Long-Lasting Products Still Mean Repeat Business
There’s another part of providing your customers long-lasting, sustainable products that might make you hesitant as a business owner. If you offer them something that doesn’t need to be replaced right away, they won’t need to return to you, and you won’t have any repeat business from that customer.
There are a couple of big reasons why focusing on high-quality goods can benefit your shop:
It tells a story. The raw goods you print on, be it a hat, T-shirt, or tote bag, come with some product info from the manufacturer on how it’s made and what the company’s goals are. If you’re able to filter some of that language into why you’re recommending that product to your customers, you’ll be promoting an authentic story instead of just going for the upsell.
For example: “We recommend these tote bags because an American company makes them in North Carolina who QA’s their stitching before the bags leave the factory. Plus, they use recycled fabrics, so they’re not creating any extra waste.”
It opens your door to new customers. Some of your long-time customers might take some work to understand the value of high-quality, sustainable goods. But there’s a whole set of customers very interested in this category. A recent study by NYU Stern’s Center for Sustainable Business found that 50% of consumer-packaged goods growth from 2013-2018 came from sustainable products. If you make it known that you strive to provide customers with high-quality apparel and garments, you’re apt to attract some of these shoppers.
It’s not a billboard if it’s in the trash. We’ve all heard countless times how a printed T-shirt is a “walking billboard” for any sort of message, company, or campaign. But, if you’re printing on a shirt that’ll only last 6-8 months, it’s not an effective promoter of your shop and its services.
Think about how many throwaway shirts people get at corporate events, 5Ks, or charity fundraisers. Now, if they had a shirt they loved because it fit well and had nicer fabric, they’d wear it a lot longer. And then there would be a greater chance of someone saying, “Hey, that shirt looks great. Where did you get it printed?”
It makes you stand out from your competitors. We’re not suggesting having a hyper-political message at your shop. But, let people know you offer quality products that last and use goods focused on making the world a better place. You’ll stir up some interest. Having core values is more enticing to buyers than the generic “we focus on the customer” cliché.
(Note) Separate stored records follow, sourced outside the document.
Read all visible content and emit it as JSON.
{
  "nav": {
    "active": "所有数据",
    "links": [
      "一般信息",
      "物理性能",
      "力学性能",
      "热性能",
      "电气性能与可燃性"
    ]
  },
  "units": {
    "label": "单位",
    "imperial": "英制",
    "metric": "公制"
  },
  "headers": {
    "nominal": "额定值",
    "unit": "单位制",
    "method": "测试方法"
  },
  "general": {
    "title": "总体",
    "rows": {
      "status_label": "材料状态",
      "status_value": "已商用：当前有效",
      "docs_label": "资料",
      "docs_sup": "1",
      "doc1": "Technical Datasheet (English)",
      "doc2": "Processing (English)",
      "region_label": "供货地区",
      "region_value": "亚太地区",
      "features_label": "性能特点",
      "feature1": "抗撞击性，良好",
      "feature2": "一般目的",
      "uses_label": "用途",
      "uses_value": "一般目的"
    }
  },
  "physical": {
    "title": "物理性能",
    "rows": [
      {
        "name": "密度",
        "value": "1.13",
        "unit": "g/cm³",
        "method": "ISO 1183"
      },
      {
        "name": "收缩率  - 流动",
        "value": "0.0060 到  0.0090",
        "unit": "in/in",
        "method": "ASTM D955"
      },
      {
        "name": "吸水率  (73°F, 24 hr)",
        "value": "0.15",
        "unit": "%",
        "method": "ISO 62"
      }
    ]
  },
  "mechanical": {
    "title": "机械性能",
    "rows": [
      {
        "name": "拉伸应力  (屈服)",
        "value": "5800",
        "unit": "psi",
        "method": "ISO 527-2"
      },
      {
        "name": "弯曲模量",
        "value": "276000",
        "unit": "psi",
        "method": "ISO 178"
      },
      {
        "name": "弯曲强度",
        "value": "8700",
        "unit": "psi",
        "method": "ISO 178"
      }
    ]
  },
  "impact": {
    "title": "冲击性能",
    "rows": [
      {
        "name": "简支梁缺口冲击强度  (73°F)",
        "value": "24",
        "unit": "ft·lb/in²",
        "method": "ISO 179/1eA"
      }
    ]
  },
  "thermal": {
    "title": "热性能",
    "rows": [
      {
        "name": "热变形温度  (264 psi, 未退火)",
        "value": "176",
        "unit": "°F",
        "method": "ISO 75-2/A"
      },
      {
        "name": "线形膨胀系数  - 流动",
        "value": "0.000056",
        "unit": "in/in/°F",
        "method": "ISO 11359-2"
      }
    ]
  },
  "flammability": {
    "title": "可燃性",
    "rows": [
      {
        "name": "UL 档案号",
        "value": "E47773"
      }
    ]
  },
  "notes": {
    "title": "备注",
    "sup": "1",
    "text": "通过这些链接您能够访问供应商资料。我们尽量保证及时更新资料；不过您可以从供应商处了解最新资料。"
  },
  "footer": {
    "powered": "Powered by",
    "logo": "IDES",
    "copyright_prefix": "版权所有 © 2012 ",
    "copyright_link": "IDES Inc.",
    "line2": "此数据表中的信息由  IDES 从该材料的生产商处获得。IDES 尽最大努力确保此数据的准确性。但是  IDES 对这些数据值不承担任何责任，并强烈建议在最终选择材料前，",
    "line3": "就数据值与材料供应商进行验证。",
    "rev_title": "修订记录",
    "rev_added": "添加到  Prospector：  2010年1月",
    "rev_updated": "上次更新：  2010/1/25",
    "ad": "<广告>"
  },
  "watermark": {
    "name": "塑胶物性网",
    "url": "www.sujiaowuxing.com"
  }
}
Adding sustainable and higher-quality products to your offerings doesn’t have to be an overnight move. It also doesn’t mean you have to phase out all your more budget-priced options since, let’s face it, sometimes that’s the only option for some customers. Instead, think of it as a gradual adjustment. Talk to your distributors about what kind of options they offer when you’re thinking of stepping up the quality of your products. Some companies even have a separate category for sustainable goods on their websites.
Make sure you talk to your customers, too. Maybe the local brewery you print beanies for wants something more sustainable to fit their business’s latest move to reduce water consumption. Or, the regional credit union you embroider polos for wants to start outfitting their clerks with a nicer option that reflects their recent involvement in community cleanups. Try a simple email survey to your customers too.
Take a page from the Levi’s campaign and focus on experiences over selling. Then, it all comes back to providing the best options for your customers instead of getting them to buy something.
Mike Clark serves as a copywriter for InkSoft and also freelances as well. He’s written for newspapers, online publications, and print magazines and has covered decorated apparel industry topics for the last six years.
More Build Your Business
If you’re busy, does that mean you’re making money? Or are you so focused on getting work—any work—you’re no longer paying attention to your bottom line?FULL STORY
Taking out a loan or leasing to increase production capacity can help grow your embroidery, screen-printing or heat-pressing business, but do your homework first.FULL STORY